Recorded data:
----
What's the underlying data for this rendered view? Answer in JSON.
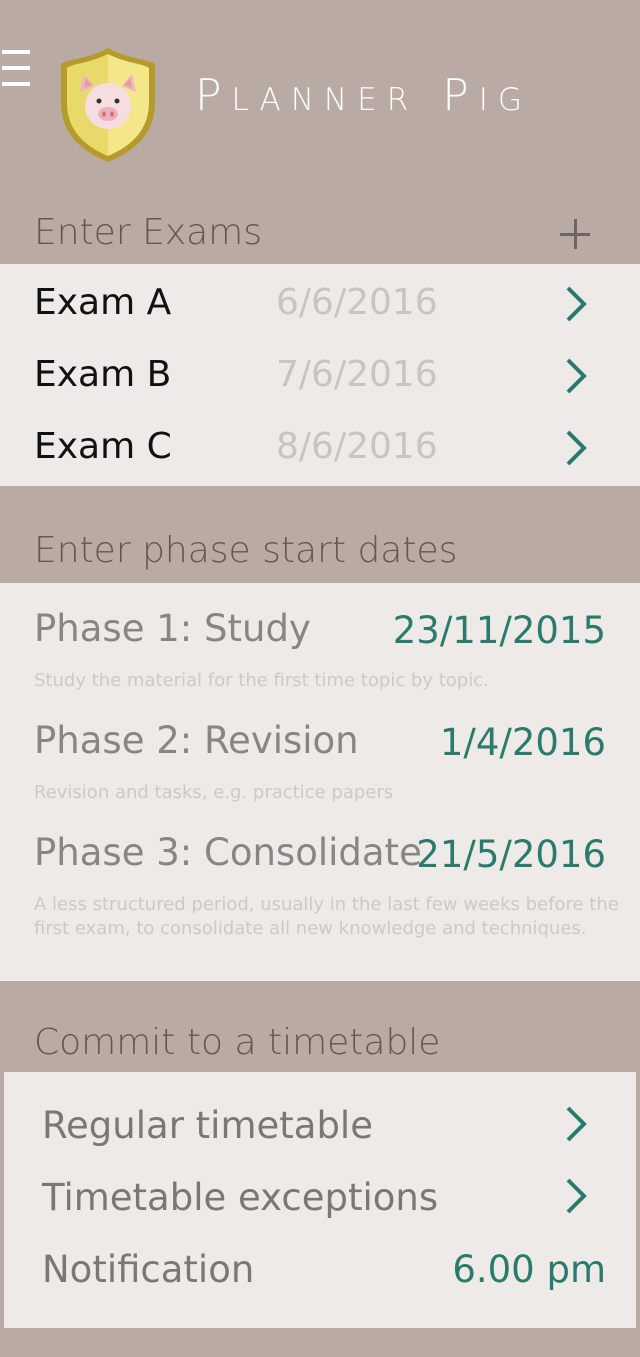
{
  "header": {
    "title": "Planner Pig",
    "menu_icon": "hamburger-icon",
    "logo_icon": "pig-shield-icon"
  },
  "exams": {
    "title": "Enter Exams",
    "add_icon": "plus-icon",
    "items": [
      {
        "name": "Exam A",
        "date": "6/6/2016"
      },
      {
        "name": "Exam B",
        "date": "7/6/2016"
      },
      {
        "name": "Exam C",
        "date": "8/6/2016"
      }
    ]
  },
  "phases": {
    "title": "Enter phase start dates",
    "items": [
      {
        "name": "Phase 1: Study",
        "date": "23/11/2015",
        "desc": "Study the material for the first time topic by topic."
      },
      {
        "name": "Phase 2: Revision",
        "date": "1/4/2016",
        "desc": "Revision and tasks, e.g. practice papers"
      },
      {
        "name": "Phase 3: Consolidate",
        "date": "21/5/2016",
        "desc": "A less structured period, usually in the last few weeks before the first exam, to consolidate all new knowledge and techniques."
      }
    ]
  },
  "timetable": {
    "title": "Commit to a timetable",
    "regular_label": "Regular timetable",
    "exceptions_label": "Timetable exceptions",
    "notification_label": "Notification",
    "notification_value": "6.00 pm"
  },
  "colors": {
    "background": "#b9aaa3",
    "panel": "#eeeae8",
    "accent": "#2a7a6e",
    "section_title": "#6b544c"
  }
}
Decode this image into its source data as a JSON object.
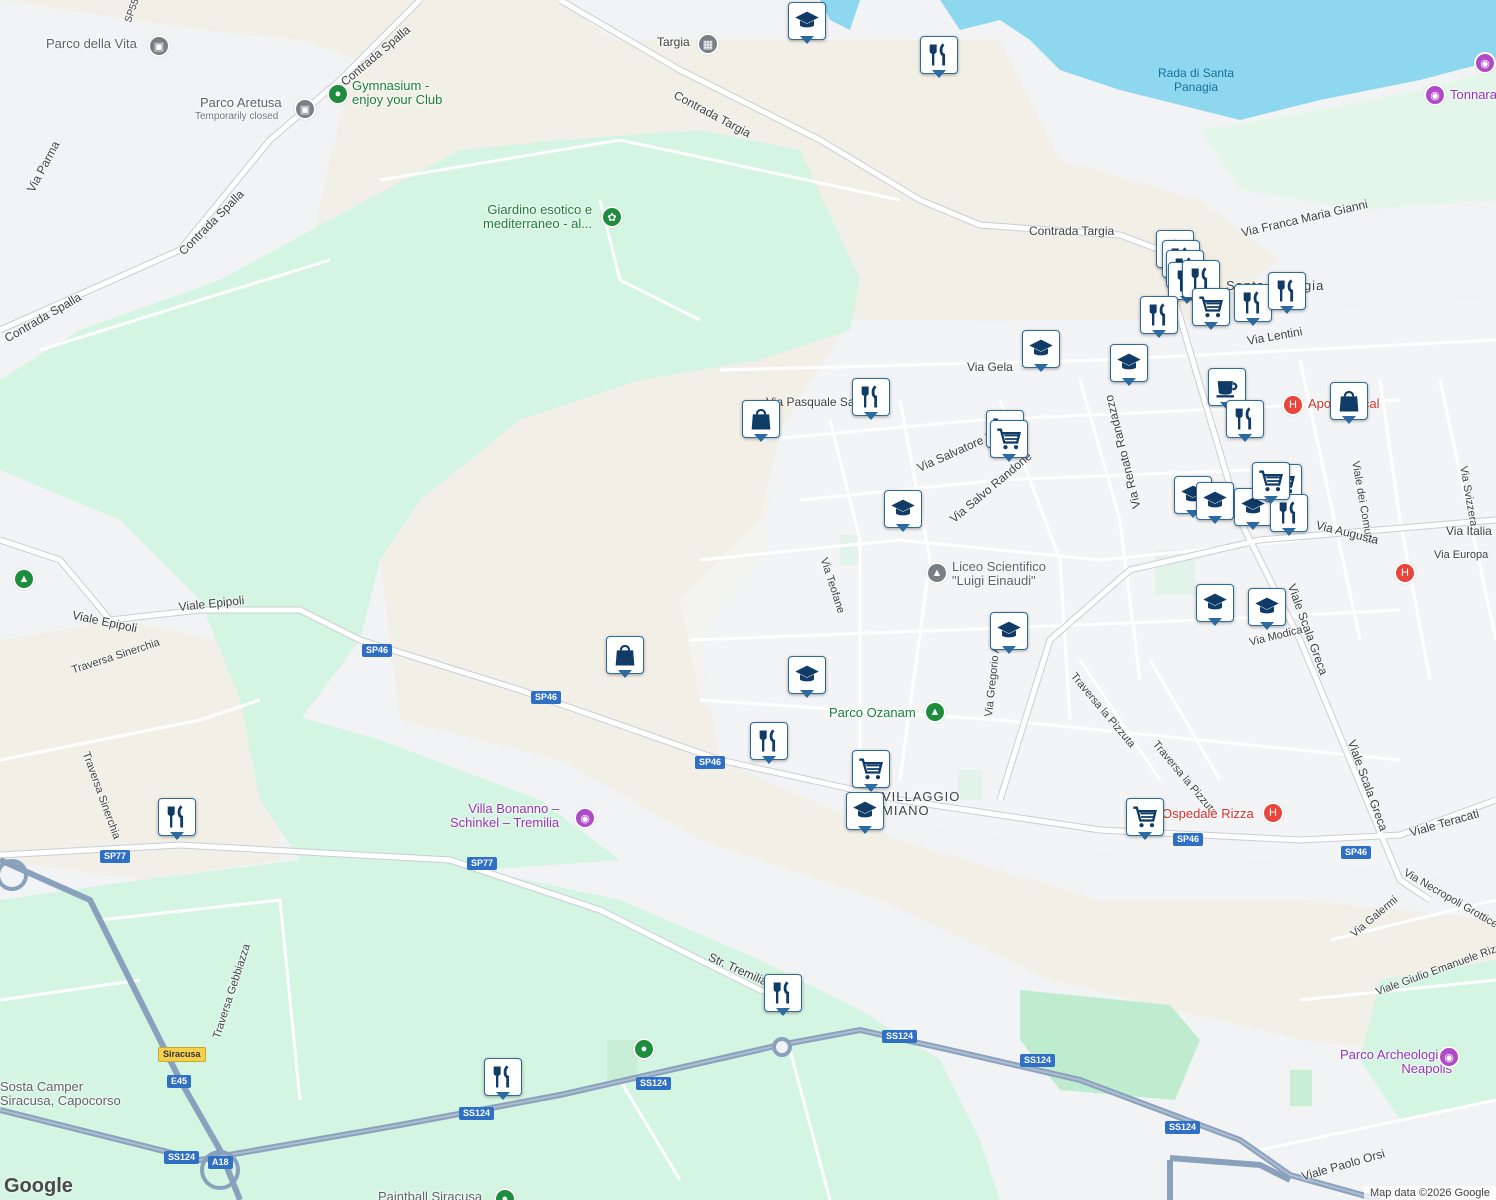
{
  "map": {
    "attribution": "Map data ©2026 Google",
    "logo": "Google",
    "colors": {
      "land": "#f1f3f4",
      "park": "#d4f5e2",
      "sand": "#f2efe6",
      "water": "#8ed8ef",
      "road": "#ffffff",
      "highway": "#8aa1bd",
      "marker_border": "#2c6aa0",
      "marker_icon": "#0f3b66"
    }
  },
  "labels": {
    "targia": "Targia",
    "contrada_targia_1": "Contrada Targia",
    "contrada_targia_2": "Contrada Targia",
    "rada": "Rada di Santa\nPanagia",
    "parco_vita": "Parco della Vita",
    "gymnasium": "Gymnasium -\nenjoy your Club",
    "parco_aretusa": "Parco Aretusa",
    "temp_closed": "Temporarily closed",
    "via_parma": "Via Parma",
    "contrada_spalla_1": "Contrada Spalla",
    "contrada_spalla_2": "Contrada Spalla",
    "contrada_spalla_3": "Contrada Spalla",
    "sp55": "SP55",
    "giardino": "Giardino esotico e\nmediterraneo - al...",
    "via_franca": "Via Franca Maria Gianni",
    "santa_panagia": "Santa Panagia",
    "via_lentini": "Via Lentini",
    "via_gela": "Via Gela",
    "via_pasquale": "Via Pasquale Salibra",
    "via_salvatore": "Via Salvatore Rizza",
    "via_salvo": "Via Salvo Randone",
    "via_renato": "Via Renato Randazzo",
    "apo_medical": "Apo Medical",
    "viale_comuni": "Viale dei Comuni",
    "via_svizzera": "Via Svizzera",
    "via_italia": "Via Italia",
    "via_europa": "Via Europa",
    "via_augusta": "Via Augusta",
    "viale_scala_1": "Viale Scala Greca",
    "viale_scala_2": "Viale Scala Greca",
    "liceo": "Liceo Scientifico\n\"Luigi Einaudi\"",
    "via_teofane": "Via Teofane",
    "via_gregorio": "Via Gregorio Asbesta",
    "via_modica": "Via Modica",
    "traversa_pizzuta_1": "Traversa la Pizzuta",
    "traversa_pizzuta_2": "Traversa la Pizzuta",
    "parco_ozanam": "Parco Ozanam",
    "villaggio": "VILLAGGIO\nMIANO",
    "ospedale": "Ospedale Rizza",
    "viale_teracati": "Viale Teracati",
    "via_necropoli": "Via Necropoli Grotticelle",
    "via_galermi": "Via Galermi",
    "viale_giulio": "Viale Giulio Emanuele Rizzo",
    "parco_archeo": "Parco Archeologico\nNeapolis",
    "viale_paolo": "Viale Paolo Orsi",
    "viale_epipoli_1": "Viale Epipoli",
    "viale_epipoli_2": "Viale Epipoli",
    "traversa_sinerchia_1": "Traversa Sinerchia",
    "traversa_sinerchia_2": "Traversa Sinerchia",
    "villa_bonanno": "Villa Bonanno –\nSchinkel – Tremilia",
    "str_tremilia": "Str. Tremilia",
    "traversa_gebbiazza": "Traversa Gebbiazza",
    "sosta_camper": "Sosta Camper\nSiracusa, Capocorso",
    "paintball": "Paintball Siracusa",
    "tonnara": "Tonnara",
    "siracusa_sign": "Siracusa"
  },
  "shields": {
    "sp46_a": "SP46",
    "sp46_b": "SP46",
    "sp46_c": "SP46",
    "sp46_d": "SP46",
    "sp46_e": "SP46",
    "sp77_a": "SP77",
    "sp77_b": "SP77",
    "ss124_a": "SS124",
    "ss124_b": "SS124",
    "ss124_c": "SS124",
    "ss124_d": "SS124",
    "ss124_e": "SS124",
    "ss124_f": "SS124",
    "e45": "E45",
    "a18": "A18"
  },
  "markers": [
    {
      "type": "school"
    },
    {
      "type": "restaurant"
    },
    {
      "type": "school"
    },
    {
      "type": "restaurant"
    },
    {
      "type": "restaurant"
    },
    {
      "type": "restaurant"
    },
    {
      "type": "restaurant"
    },
    {
      "type": "restaurant"
    },
    {
      "type": "grocery"
    },
    {
      "type": "restaurant"
    },
    {
      "type": "restaurant"
    },
    {
      "type": "school"
    },
    {
      "type": "school"
    },
    {
      "type": "cafe"
    },
    {
      "type": "shopping"
    },
    {
      "type": "restaurant"
    },
    {
      "type": "shopping"
    },
    {
      "type": "restaurant"
    },
    {
      "type": "grocery"
    },
    {
      "type": "grocery"
    },
    {
      "type": "school"
    },
    {
      "type": "school"
    },
    {
      "type": "school"
    },
    {
      "type": "grocery"
    },
    {
      "type": "school"
    },
    {
      "type": "restaurant"
    },
    {
      "type": "grocery"
    },
    {
      "type": "school"
    },
    {
      "type": "school"
    },
    {
      "type": "school"
    },
    {
      "type": "shopping"
    },
    {
      "type": "school"
    },
    {
      "type": "restaurant"
    },
    {
      "type": "grocery"
    },
    {
      "type": "school"
    },
    {
      "type": "grocery"
    },
    {
      "type": "restaurant"
    },
    {
      "type": "restaurant"
    },
    {
      "type": "restaurant"
    }
  ]
}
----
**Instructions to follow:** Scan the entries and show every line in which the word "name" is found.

**Solution:**
        "name": "Exam A",
        "name": "Exam B",
        "name": "Exam C",
        "name": "Phase 1: Study",
        "name": "Phase 2: Revision",
        "name": "Phase 3: Consolidate",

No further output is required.